On Monday night, the Lincoln County Oklahoma Home and Community Education club hosted a seminar on gardening with a busy lifestyle and small spaces. We invited Jennifer Steelman Jackson, a Master Gardener from Payne County to speak to us. She said that anyone can have a garden, no matter how busy or how small your yard.
How can someone with very little, or no, yard have a garden? Containers! Jennifer shared lots of ideas for container gardening, which can be used with a very small yard, or with no yard at all. Almost anything can be used as a container for plants. If it will hold soil, and you can drill or punch a hole in it, it can be used.
When gardening in containers, the important thing to consider is size. Different plants need different sizes of containers because of their individual root systems. Below are some common container plants, pot sizes, and sun needs. Keep in mind that in Oklahoma, we have an extremely hot and dry climate during growing season. Full-sun might mean morning sun, afternoon shade to keep plants from completely burning in our brutal heat. I grow my herbs that way with success.The Oklahoma summer is just too harsh for the delicate leaves of herbs. Also with full-sun plants, water evaporates much more quickly from containers than from gardens in the ground. It is important to keep an eye on the moisture in the container and water when needed- which might be more than one time a day, especially during the later summer months. Same goes for nutrients in the soil. Soil nutrients are more quickly depleted from a container. For more information on soil fertility, contact your Cooperative Extension office.
|Asparagus Fern||Unique, green foliage||1.5 gallon container, hanging||Can hold 3 plants||Needs sun-part shade|
|Verbena||Red, pink, purple or white flowers||1.5 gallon container, hanging||Can hold 3 plants||Needs full sun|
|Hosta||Large waxy leaves||5 gallon container||Can hold 1 plant||Needs shady spot|
|Lettuce||Bibb, salad bowl, prize head||3 gallon container||Can hold 3 plants||Needs full sun|
|Okra||Emerald, Clemson spineless||5 gallon container||Can hold 1 plant||Needs full sun|
|Peppers||Jupiter, Ma Bell, Melody, Jalapeno, Hungarian Wax||3 gallon container||Can hold 1 plant||Needs full sun|
|Tomato||Any type||5 gallon container||Can hold 1 plant||Needs full sun|
|Basil||Sweet, lemon, Cinnamon||1 gallon container||Can hold 1 plant||Needs full sun|
I searched Pinterest to find some fun container ideas:
If you have a little more space, but not a lot of time, raised bed gardening might be for you. With a raised bed, weed control becomes much easier, and you can grow more than you can with containers. You can grow just about anything you want, just the way you would with a full sized garden.
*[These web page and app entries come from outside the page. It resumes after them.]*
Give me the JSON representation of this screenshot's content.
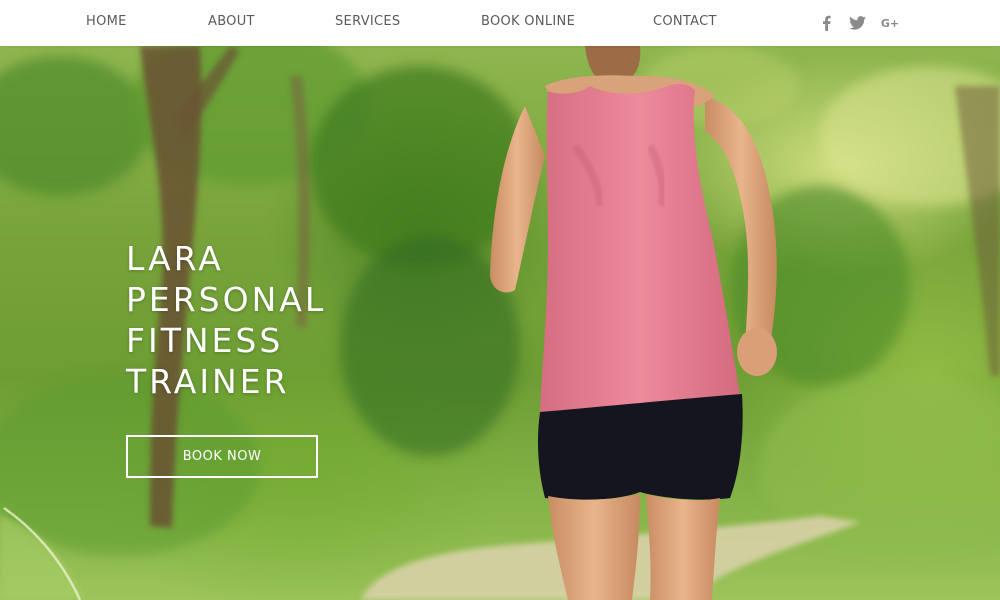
{
  "nav": {
    "items": [
      {
        "label": "HOME"
      },
      {
        "label": "ABOUT"
      },
      {
        "label": "SERVICES"
      },
      {
        "label": "BOOK ONLINE"
      },
      {
        "label": "CONTACT"
      }
    ]
  },
  "social": {
    "facebook_icon": "facebook-icon",
    "twitter_icon": "twitter-icon",
    "googleplus_label": "G+"
  },
  "hero": {
    "title_lines": [
      "LARA",
      "PERSONAL",
      "FITNESS",
      "TRAINER"
    ],
    "button_label": "BOOK NOW",
    "image": "woman-running-on-forest-path"
  },
  "colors": {
    "nav_text": "#5a5a5a",
    "icon": "#8a8a8a",
    "hero_text": "#ffffff",
    "tank_top": "#e3788c",
    "shorts": "#111122",
    "foliage": "#6d9d34"
  }
}
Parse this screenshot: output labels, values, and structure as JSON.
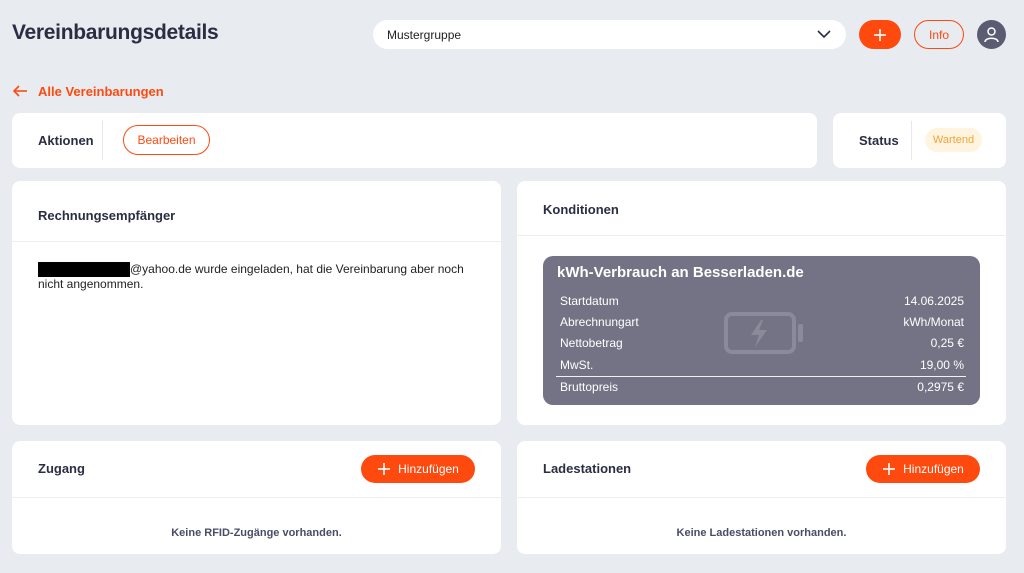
{
  "header": {
    "title": "Vereinbarungsdetails",
    "group_select_value": "Mustergruppe",
    "info_label": "Info"
  },
  "nav": {
    "back_label": "Alle Vereinbarungen"
  },
  "actions_card": {
    "label": "Aktionen",
    "edit_label": "Bearbeiten"
  },
  "status_card": {
    "label": "Status",
    "status_value": "Wartend"
  },
  "recipient_card": {
    "title": "Rechnungsempfänger",
    "invite_text": "@yahoo.de wurde eingeladen, hat die Vereinbarung aber noch nicht angenommen."
  },
  "conditions_card": {
    "title": "Konditionen",
    "box_title": "kWh-Verbrauch an Besserladen.de",
    "rows": [
      {
        "label": "Startdatum",
        "value": "14.06.2025"
      },
      {
        "label": "Abrechnungart",
        "value": "kWh/Monat"
      },
      {
        "label": "Nettobetrag",
        "value": "0,25 €"
      },
      {
        "label": "MwSt.",
        "value": "19,00 %"
      },
      {
        "label": "Bruttopreis",
        "value": "0,2975 €"
      }
    ]
  },
  "access_card": {
    "title": "Zugang",
    "add_label": "Hinzufügen",
    "empty_text": "Keine RFID-Zugänge vorhanden."
  },
  "stations_card": {
    "title": "Ladestationen",
    "add_label": "Hinzufügen",
    "empty_text": "Keine Ladestationen vorhanden."
  },
  "colors": {
    "accent": "#ff4a0f",
    "background": "#e8ebf0",
    "conditions_box": "#737385",
    "status_badge_bg": "#fff4df",
    "status_badge_text": "#f0a43a"
  }
}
The advantage to a raised bed is that, depending on how high you raise it, you may be bending and stooping less and it’s easier to keep out unwanted growth of weeds and grasses with little to no herbicides. It’s also much easier to control insect pests with little or no pesticides because it’s just easier to see them.
A raised bed garden can be as long as you want it, but should only be as wide as you can easily reach across. This is the way I prefer to garden in my backyard. I live in town, so I have a fairly small area to garden. I have four raised beds that are about 3 feet by 8 feet. They are not fancy, just small boxes framed with scrap wood. My husband painted mine white, but painting is not necessary.
Here are a few ideas for how to build your own raised-bed garden:
This is a GREAT way to teach your children about food and where it comes from. There are so many kids who grow up in urban areas and think that all food comes from the grocery store. Some experts are now saying that this disconnect from food production is contributing to unhealthy eating habits in our youngsters. Gardening with kids can be a fun activity to bring the whole family together, while learning about the science of plants. It gets everyone outside, and kids are more likely to try the vegetables they helped to grow!
If you have any questions at all about small-space gardening, feel free to contact your county’s Cooperative Extension Educator for Agriculture or Horticulture. In Lincoln County, that is Cody Linker. The number to our office is 405-258-0560. In Payne County, that is Keith Reed. The number to their office is 405-747-8320.
Pallet garden: http://www.empressofdirt.net/more-garden-container-ideas/
Different raised bed configurations: http://alternative-energy-gardning.blogspot.com/2013/03/raised-bed-gardening-layouts.html